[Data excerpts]
-*-
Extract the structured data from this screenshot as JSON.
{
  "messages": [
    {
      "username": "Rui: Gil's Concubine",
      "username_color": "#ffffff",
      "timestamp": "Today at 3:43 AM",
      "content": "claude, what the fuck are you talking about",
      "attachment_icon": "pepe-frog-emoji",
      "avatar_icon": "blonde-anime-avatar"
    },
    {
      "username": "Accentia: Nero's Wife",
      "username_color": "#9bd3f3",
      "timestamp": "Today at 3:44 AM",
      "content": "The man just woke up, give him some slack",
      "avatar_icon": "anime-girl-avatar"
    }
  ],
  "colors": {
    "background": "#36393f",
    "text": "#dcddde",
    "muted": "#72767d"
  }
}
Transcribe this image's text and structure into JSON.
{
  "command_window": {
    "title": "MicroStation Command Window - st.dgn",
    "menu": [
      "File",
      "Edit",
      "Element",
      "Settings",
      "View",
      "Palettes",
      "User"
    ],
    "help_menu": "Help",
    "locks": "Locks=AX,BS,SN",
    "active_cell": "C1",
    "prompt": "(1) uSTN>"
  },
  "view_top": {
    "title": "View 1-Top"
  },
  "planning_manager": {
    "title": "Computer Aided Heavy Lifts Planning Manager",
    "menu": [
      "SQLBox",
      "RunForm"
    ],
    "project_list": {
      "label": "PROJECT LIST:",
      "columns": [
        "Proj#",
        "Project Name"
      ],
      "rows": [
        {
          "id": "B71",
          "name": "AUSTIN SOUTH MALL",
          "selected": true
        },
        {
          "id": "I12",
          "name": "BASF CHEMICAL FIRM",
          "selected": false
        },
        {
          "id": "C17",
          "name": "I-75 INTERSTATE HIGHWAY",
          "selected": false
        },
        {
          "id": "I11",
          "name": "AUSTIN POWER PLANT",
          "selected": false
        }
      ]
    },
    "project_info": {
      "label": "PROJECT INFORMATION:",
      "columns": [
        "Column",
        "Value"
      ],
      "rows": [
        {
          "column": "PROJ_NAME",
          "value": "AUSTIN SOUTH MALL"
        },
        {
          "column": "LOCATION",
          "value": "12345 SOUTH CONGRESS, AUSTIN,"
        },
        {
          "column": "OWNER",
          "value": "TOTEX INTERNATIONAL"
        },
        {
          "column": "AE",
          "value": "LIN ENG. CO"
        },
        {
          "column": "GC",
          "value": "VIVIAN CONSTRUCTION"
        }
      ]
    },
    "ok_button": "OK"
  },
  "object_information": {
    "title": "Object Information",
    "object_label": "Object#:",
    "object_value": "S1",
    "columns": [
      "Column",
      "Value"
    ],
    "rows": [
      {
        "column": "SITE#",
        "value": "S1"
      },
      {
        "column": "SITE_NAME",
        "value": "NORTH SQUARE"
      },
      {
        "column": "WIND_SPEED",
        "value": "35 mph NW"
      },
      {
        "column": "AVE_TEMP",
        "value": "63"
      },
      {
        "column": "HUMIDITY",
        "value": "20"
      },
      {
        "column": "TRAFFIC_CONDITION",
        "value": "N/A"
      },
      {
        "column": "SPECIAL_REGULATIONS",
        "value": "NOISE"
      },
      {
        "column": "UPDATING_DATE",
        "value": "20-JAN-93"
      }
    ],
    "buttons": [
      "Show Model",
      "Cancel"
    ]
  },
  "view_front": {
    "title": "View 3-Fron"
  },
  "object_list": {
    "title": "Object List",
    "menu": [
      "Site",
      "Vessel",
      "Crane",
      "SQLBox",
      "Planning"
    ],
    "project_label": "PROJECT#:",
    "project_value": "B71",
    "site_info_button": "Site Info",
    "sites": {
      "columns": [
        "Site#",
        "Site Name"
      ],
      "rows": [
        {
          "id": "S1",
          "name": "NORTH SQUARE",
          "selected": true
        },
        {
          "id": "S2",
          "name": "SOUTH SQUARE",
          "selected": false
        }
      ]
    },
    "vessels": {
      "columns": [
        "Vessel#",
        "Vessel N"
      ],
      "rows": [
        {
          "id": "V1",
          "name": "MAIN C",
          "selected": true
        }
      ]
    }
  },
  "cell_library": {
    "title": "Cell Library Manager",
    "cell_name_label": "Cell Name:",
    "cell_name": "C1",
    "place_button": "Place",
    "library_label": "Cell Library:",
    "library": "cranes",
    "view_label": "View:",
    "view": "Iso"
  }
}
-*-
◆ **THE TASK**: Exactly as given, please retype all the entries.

◆ **COMPLETED EXERCISE**:
Extract the structured data from this screenshot as JSON.
{
  "messages": [
    {
      "username": "Rui: Gil's Concubine",
      "username_color": "#ffffff",
      "timestamp": "Today at 3:43 AM",
      "content": "claude, what the fuck are you talking about",
      "attachment_icon": "pepe-frog-emoji",
      "avatar_icon": "blonde-anime-avatar"
    },
    {
      "username": "Accentia: Nero's Wife",
      "username_color": "#9bd3f3",
      "timestamp": "Today at 3:44 AM",
      "content": "The man just woke up, give him some slack",
      "avatar_icon": "anime-girl-avatar"
    }
  ],
  "colors": {
    "background": "#36393f",
    "text": "#dcddde",
    "muted": "#72767d"
  }
}
Transcribe this image's text and structure into JSON.
{
  "command_window": {
    "title": "MicroStation Command Window - st.dgn",
    "menu": [
      "File",
      "Edit",
      "Element",
      "Settings",
      "View",
      "Palettes",
      "User"
    ],
    "help_menu": "Help",
    "locks": "Locks=AX,BS,SN",
    "active_cell": "C1",
    "prompt": "(1) uSTN>"
  },
  "view_top": {
    "title": "View 1-Top"
  },
  "planning_manager": {
    "title": "Computer Aided Heavy Lifts Planning Manager",
    "menu": [
      "SQLBox",
      "RunForm"
    ],
    "project_list": {
      "label": "PROJECT LIST:",
      "columns": [
        "Proj#",
        "Project Name"
      ],
      "rows": [
        {
          "id": "B71",
          "name": "AUSTIN SOUTH MALL",
          "selected": true
        },
        {
          "id": "I12",
          "name": "BASF CHEMICAL FIRM",
          "selected": false
        },
        {
          "id": "C17",
          "name": "I-75 INTERSTATE HIGHWAY",
          "selected": false
        },
        {
          "id": "I11",
          "name": "AUSTIN POWER PLANT",
          "selected": false
        }
      ]
    },
    "project_info": {
      "label": "PROJECT INFORMATION:",
      "columns": [
        "Column",
        "Value"
      ],
      "rows": [
        {
          "column": "PROJ_NAME",
          "value": "AUSTIN SOUTH MALL"
        },
        {
          "column": "LOCATION",
          "value": "12345 SOUTH CONGRESS, AUSTIN,"
        },
        {
          "column": "OWNER",
          "value": "TOTEX INTERNATIONAL"
        },
        {
          "column": "AE",
          "value": "LIN ENG. CO"
        },
        {
          "column": "GC",
          "value": "VIVIAN CONSTRUCTION"
        }
      ]
    },
    "ok_button": "OK"
  },
  "object_information": {
    "title": "Object Information",
    "object_label": "Object#:",
    "object_value": "S1",
    "columns": [
      "Column",
      "Value"
    ],
    "rows": [
      {
        "column": "SITE#",
        "value": "S1"
      },
      {
        "column": "SITE_NAME",
        "value": "NORTH SQUARE"
      },
      {
        "column": "WIND_SPEED",
        "value": "35 mph NW"
      },
      {
        "column": "AVE_TEMP",
        "value": "63"
      },
      {
        "column": "HUMIDITY",
        "value": "20"
      },
      {
        "column": "TRAFFIC_CONDITION",
        "value": "N/A"
      },
      {
        "column": "SPECIAL_REGULATIONS",
        "value": "NOISE"
      },
      {
        "column": "UPDATING_DATE",
        "value": "20-JAN-93"
      }
    ],
    "buttons": [
      "Show Model",
      "Cancel"
    ]
  },
  "view_front": {
    "title": "View 3-Fron"
  },
  "object_list": {
    "title": "Object List",
    "menu": [
      "Site",
      "Vessel",
      "Crane",
      "SQLBox",
      "Planning"
    ],
    "project_label": "PROJECT#:",
    "project_value": "B71",
    "site_info_button": "Site Info",
    "sites": {
      "columns": [
        "Site#",
        "Site Name"
      ],
      "rows": [
        {
          "id": "S1",
          "name": "NORTH SQUARE",
          "selected": true
        },
        {
          "id": "S2",
          "name": "SOUTH SQUARE",
          "selected": false
        }
      ]
    },
    "vessels": {
      "columns": [
        "Vessel#",
        "Vessel N"
      ],
      "rows": [
        {
          "id": "V1",
          "name": "MAIN C",
          "selected": true
        }
      ]
    }
  },
  "cell_library": {
    "title": "Cell Library Manager",
    "cell_name_label": "Cell Name:",
    "cell_name": "C1",
    "place_button": "Place",
    "library_label": "Cell Library:",
    "library": "cranes",
    "view_label": "View:",
    "view": "Iso"
  }
}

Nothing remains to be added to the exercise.